montreal neighborhoods

Stroll past the restaurants on restaurants along Saint-Paul Street in Old Montreal. (Photo: Alamy)


Old Montreal Is Just the Beginning: 8 Montreal Neighborhoods You Need to Know

The late Anthony Bourdain once famously said Canada’s second most populous municipality is “where the cool kids hang,” a statement that still rings true. Indeed, Montreal — famous for bilingualism, bagels and indie rock bands — takes its leisure, food and culture seriously.

Use this guide to navigate Montreal’s most interesting neighborhoods and find the iconic sights, food and drink that make them each worth checking out.

Old Montreal/Old Port

There’s history lining every cobblestone road in Montreal’s oldest neighborhood. Well-preserved, 19th-century buildings house art galleries and restaurants along Saint-Paul Street and de la Commume Street, while the Old Port is a long waterfront area teeming with life.

Old Montreal has an unexpectedly raucous culinary and nightlife scene. Feel transported in classic Italian bistro and café Caffe Un Po’ Di Piú, or get your caffeine fix in Crew Collective & Café, a coffee shop and workspace set inside the architecturally stunning Royal Bank Tower.

Le Plateau-Mont-Royal

Immortalized in word and song, the densely populated Plateau is the trendsetting heart of the city. Residential streets offer charming and colorful townhouses and spiral staircases, while the commercial arteries — Saint-Laurent Boulevard and Saint-Denis Street — are lined with trendy cafés and clothing stores.

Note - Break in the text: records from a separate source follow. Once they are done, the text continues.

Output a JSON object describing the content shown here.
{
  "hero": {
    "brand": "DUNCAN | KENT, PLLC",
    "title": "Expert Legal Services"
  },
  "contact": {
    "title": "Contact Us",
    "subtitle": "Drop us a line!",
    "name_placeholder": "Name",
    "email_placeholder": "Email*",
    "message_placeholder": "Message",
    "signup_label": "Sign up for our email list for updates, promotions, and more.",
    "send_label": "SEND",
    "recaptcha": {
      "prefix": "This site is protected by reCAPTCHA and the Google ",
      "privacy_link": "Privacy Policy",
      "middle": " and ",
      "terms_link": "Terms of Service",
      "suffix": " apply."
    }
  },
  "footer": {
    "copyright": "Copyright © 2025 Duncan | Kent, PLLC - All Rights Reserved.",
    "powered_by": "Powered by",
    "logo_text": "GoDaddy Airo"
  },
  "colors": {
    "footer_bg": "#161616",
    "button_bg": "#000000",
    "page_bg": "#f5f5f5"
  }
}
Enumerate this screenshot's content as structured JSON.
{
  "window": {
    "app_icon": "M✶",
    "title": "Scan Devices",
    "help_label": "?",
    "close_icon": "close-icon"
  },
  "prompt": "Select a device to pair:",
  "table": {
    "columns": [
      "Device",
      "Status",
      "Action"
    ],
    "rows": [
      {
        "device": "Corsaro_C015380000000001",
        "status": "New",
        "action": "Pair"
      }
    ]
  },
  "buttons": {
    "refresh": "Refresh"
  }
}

Locals will tell you unprompted who makes the best poutine — a Quebecois culinary creation that marries crisp fries, squeaky cheese curds and warm gravy — but consider knocking two dishes off your Montreal food list in one go at Ma Poule Mouillée, where they also specialize in a lesser-known local favorite: Portuguese chicken. Otherwise, SuWu is a trendy hangout for Montreal’s cool clubbing crowd.

Mile End

Le Plateau’s northern neighbor is where Montreal’s past and present collide: it’s the home of famed video game studio Ubisoft Montreal and competing decades-old bagel shops. Pick a side between the Fairmount vs. St-Viateur bagel battle, or catch a concert at local-friendly twin venues La Sala Rossa and Casa del Popolo, where the likes of Arcade Fire cut their teeth.

Grab a pint at original microbrewery Dieu du Ciel!, share small plates at Larrys, or get a feel for the Montreal greasy spoon tradition at converted diner Nouveau Palais.

Little Italy/Mile-Ex

In the early 20th century, an influx of Italian immigrants made this neighborhood home, and the charms of that era remain in the form of bakeries, coffee shops, eateries and cookware shops. It’s also where farmers market Marché Jean-Talon resides, a must for anyone looking to sample local produce in a vibrant setting.

Wine bar Vin Mon Lapin is part of the Joe Beef family of decadent restaurants, and arguably the favorite among locals.

La Petite-Patrie

The once-iconic greenish awning that covered this neighborhood’s commercial stretch on St-Hubert Street is a thing of the past, as is the area’s reputation as a place to buy old-school wedding attire. It’s now where young professionals live and play, but it hasn’t lost its old-school charm just yet.

Elevated French bistro cuisine is a must when visiting the francophone capital of North America, and few do it with more flair than Montreal Plaza.

Golden Square Mile/Downtown

Montreal’s main business and shopping district isn’t as stuffy as one might think. Crescent Street is the touristic go-to during the city’s annual bacchanalian Formula One weekend. The fabled Montreal Canadiens play hockey here, and you’ll find the city’s two biggest English-language universities, McGill and Concordia.

The downtown area is also being taken over by high-end food courts loaded with popular local brands. Two brand-new entries are Le Central on the corner of Saint-Laurent Blvd. and Sainte-Catherine St. and Time Out Market inside the Eaton Centre shopping mall.


montreal neighborhoods
Explore Saint-Henri. (Photo: Getty Images)

Those from the “Sud-Ouest” are intensely proud of their historically blue collar block. Once the tannery district long ago, this area has been reborn as a hub for new restaurants and expanding housing complexes along the Lachine Canal.

Speakeasys with secret entrances are forever en vogue, so keep an eye peeled for the back alley entrance to the dimly lit Atwater Cocktail Club. Its partner locale, Foiegwa, is a contemporary spot that serves up the titular foie gras, a popular delicacy around town.


Condos have sprouted up in this former industrial neighborhood, and with them, an influx of trendy shops and restaurants. These new buildings coexist with the area’s converted warehouses, giving the area an old-meets-new feel.

Speaking of repurposed old buildings, pop into former horse stables and car repair shop-turned-restaurant Perles et Paddock for an elaborately designed cocktail and carefully prepared bite.